As Paul has said earlier, to be in the Spirit is to “present your members as slaves to righteousness for sanctification.” (Romans 6:19). It is giving up our attempts to become righteous on our own. It is to surrender ourselves to the Holy Spirit's continual cleansing and empowering work.
Our salvation and justification are only the beginning of God’s work in our lives.
Our sanctification, our becoming like Christ, begins at our salvation but continues as we cooperate with the Spirit.
As we allow the Spirit to work, we will live more and more in the era of God’s Kingdom and less and less in the era of sin and death. And ultimately, as Paul says, “If the Spirit of him who raised Jesus from the dead dwells in you, he who raised Christ from the dead will give life to your mortal bodies also through his Spirit that dwells in you.”
In other words, our living in the Spirit, our surrender to the Holy Spirit, will end not in ultimate death but in resurrection.
Our question today is, are you trying to live the Christian life apart from the power and presence of the Holy Spirit? If so, you’re probably having difficulty being free from the sin that has often entangled you.
As I have said many times before, God will not force you to live faithful and obedient lives. God will not force you to be “in the Spirit.” That’s why our surrender to the Spirit must be a continual movement on our part. We must always recognize the ways that we seek to be dependent on ourselves. We must confess those things and invite the Spirit to help us live better and fully love God and our neighbors.

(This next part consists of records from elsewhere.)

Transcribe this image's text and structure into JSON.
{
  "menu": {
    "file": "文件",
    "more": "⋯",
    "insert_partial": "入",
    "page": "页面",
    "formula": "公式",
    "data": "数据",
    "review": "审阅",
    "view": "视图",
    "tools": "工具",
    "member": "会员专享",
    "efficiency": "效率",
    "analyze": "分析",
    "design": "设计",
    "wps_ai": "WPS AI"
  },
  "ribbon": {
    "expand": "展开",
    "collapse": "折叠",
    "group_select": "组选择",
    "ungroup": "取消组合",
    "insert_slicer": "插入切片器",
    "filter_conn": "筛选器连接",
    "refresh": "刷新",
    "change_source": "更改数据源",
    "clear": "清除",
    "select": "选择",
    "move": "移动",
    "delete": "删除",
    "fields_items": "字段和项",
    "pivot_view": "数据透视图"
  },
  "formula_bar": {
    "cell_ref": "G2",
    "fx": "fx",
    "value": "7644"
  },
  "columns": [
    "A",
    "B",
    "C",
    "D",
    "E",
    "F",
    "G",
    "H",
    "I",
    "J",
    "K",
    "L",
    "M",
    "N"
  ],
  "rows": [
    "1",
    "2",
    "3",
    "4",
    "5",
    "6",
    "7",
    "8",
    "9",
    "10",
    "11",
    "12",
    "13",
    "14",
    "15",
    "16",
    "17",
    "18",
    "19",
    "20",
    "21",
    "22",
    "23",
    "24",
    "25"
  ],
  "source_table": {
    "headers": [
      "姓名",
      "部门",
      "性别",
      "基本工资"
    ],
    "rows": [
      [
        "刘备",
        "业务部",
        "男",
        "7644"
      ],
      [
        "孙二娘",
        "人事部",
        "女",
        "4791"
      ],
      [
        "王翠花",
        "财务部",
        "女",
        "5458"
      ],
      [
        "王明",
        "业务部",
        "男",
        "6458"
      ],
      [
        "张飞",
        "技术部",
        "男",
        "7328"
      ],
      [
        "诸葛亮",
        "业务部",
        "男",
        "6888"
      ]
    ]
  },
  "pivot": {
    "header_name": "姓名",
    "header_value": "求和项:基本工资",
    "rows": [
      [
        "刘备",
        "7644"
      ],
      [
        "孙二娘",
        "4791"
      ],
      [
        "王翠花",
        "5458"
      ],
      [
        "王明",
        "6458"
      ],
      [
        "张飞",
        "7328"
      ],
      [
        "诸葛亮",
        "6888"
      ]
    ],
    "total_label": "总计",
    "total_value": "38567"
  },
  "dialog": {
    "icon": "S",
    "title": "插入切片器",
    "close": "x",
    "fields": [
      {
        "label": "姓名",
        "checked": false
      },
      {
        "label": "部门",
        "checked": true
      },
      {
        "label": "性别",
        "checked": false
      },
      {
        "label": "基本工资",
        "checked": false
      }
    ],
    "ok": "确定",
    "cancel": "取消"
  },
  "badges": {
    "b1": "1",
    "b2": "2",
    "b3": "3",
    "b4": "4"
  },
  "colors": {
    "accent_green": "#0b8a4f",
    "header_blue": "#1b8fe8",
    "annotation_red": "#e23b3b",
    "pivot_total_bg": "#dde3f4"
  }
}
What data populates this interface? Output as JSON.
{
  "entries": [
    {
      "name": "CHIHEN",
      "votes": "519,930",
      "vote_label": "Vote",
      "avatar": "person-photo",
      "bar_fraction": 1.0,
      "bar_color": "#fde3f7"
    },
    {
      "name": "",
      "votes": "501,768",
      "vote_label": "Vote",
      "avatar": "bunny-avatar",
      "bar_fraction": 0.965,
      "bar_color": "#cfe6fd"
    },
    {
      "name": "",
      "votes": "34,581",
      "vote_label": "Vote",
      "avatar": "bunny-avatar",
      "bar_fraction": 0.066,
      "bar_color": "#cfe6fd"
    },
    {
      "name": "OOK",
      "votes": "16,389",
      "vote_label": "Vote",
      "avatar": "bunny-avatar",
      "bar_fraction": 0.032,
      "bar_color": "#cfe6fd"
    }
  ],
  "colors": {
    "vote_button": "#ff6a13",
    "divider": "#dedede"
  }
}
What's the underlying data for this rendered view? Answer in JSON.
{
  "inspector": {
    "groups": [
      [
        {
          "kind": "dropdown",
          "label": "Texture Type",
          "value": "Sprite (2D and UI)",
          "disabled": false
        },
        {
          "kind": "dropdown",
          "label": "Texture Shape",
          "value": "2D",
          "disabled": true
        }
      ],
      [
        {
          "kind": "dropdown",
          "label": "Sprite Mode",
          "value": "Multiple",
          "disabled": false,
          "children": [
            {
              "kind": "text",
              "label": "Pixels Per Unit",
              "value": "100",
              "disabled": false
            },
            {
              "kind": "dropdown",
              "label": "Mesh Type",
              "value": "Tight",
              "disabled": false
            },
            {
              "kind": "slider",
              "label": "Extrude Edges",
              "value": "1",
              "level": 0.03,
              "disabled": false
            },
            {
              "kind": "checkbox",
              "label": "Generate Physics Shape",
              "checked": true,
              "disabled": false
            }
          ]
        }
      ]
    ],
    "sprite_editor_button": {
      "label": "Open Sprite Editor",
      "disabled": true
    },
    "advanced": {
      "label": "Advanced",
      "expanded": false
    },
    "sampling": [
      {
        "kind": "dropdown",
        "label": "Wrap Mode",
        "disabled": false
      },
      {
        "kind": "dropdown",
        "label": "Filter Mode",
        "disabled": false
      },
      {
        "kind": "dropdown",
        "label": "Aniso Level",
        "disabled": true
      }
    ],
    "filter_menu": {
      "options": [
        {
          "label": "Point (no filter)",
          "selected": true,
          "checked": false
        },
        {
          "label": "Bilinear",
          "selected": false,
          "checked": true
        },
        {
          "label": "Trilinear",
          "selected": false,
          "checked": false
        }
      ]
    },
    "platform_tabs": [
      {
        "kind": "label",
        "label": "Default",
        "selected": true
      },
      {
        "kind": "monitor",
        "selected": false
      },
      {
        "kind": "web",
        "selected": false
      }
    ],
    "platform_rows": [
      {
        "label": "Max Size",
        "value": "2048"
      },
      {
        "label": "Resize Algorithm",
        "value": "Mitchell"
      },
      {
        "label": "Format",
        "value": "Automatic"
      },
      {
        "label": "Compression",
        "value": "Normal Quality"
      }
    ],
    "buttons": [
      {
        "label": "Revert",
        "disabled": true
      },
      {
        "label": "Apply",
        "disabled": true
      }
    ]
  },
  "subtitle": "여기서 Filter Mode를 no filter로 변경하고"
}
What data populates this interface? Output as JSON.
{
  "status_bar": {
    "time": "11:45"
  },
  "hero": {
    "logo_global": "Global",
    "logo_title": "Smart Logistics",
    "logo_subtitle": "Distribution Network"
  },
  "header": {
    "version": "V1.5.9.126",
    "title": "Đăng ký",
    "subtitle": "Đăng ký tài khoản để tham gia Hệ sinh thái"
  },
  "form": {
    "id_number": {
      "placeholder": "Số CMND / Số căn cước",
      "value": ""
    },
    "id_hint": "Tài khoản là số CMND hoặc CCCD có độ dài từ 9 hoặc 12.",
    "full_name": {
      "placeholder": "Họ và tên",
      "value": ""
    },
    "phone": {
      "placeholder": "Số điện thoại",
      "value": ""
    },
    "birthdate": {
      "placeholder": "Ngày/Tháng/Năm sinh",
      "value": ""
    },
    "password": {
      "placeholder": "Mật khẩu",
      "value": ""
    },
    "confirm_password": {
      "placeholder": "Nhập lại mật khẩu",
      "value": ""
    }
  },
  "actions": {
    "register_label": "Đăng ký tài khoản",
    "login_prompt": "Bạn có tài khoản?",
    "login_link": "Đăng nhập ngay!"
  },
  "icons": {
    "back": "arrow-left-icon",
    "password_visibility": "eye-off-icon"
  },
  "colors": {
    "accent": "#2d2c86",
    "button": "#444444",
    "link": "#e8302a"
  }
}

We’ve used this prayer before, and I think it would be helpful to pray each day. It’s the Collect for Purity.
“Almighty God unto whom all hearts be open, all desires known, and from whom no secrets are hid: cleanse the thoughts of our hearts by the inspiration of your Holy Spirit, that we may perfectly love you, and worthily magnify your holy name through Christ our Lord. Amen.”
May we continually pray this prayer, asking for the Spirit’s help to gain abundant life here and now as we become more like Jesus and everlasting life in the fullness of the era to come.
Read the text aloud. Then, read the text to yourself quietly. Read it slowly, as if you were very unfamiliar with the story.
By way of review, what does Paul mean when he says, “the flesh?”
What does Paul mean when he says that we must not live “according to the flesh?”
What is the natural result of living according to the flesh?
Why would Paul say there is “now no condemnation for those who are in Christ Jesus?”
What does Paul mean when he says we must live “according to the Spirit?” What must we do to live according to the Spirit?
What does it mean to be “in the Spirit?”
If we live in the Spirit, are we capable of sinning? If so, why? If not, why?
What is the natural result of living according to the flesh?
James D. G. Dunn, Word Biblical Commentary: Volume 38A, Romans 1-8 (Dallas, Tex.: Tomas Nelson, 1998).